■ Extracted data:
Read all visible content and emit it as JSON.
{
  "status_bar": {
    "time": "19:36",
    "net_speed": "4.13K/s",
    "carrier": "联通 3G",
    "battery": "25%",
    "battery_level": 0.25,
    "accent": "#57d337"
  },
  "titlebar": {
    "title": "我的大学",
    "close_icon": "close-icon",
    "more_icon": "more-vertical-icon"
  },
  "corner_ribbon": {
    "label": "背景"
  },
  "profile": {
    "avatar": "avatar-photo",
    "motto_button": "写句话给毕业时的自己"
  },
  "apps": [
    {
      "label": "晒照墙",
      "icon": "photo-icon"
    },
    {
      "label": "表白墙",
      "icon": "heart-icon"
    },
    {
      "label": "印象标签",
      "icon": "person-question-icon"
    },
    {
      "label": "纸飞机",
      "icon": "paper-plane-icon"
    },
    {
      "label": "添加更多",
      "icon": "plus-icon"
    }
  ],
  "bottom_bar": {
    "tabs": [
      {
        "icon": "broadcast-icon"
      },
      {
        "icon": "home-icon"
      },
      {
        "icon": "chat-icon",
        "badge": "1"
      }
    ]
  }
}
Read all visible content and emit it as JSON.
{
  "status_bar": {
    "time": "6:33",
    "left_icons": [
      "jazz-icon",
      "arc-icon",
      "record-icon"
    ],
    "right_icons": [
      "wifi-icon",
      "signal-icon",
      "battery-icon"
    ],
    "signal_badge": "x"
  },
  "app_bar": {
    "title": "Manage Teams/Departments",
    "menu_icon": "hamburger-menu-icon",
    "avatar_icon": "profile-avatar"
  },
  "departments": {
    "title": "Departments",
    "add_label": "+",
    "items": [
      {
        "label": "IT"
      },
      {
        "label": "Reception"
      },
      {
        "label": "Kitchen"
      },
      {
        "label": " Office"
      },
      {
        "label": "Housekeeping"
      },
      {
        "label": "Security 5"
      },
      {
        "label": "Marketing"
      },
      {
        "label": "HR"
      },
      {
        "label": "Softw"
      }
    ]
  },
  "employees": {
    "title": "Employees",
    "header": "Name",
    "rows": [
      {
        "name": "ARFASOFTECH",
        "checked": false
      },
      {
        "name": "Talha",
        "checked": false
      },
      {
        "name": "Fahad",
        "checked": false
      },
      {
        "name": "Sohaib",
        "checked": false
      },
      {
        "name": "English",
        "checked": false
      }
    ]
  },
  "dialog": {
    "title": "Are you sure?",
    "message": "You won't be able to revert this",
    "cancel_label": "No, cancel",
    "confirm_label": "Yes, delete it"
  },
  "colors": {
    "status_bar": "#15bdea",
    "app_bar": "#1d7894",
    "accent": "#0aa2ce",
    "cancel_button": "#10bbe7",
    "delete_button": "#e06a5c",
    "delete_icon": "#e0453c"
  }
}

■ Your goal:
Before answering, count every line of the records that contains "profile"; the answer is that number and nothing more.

■ Answer space:
2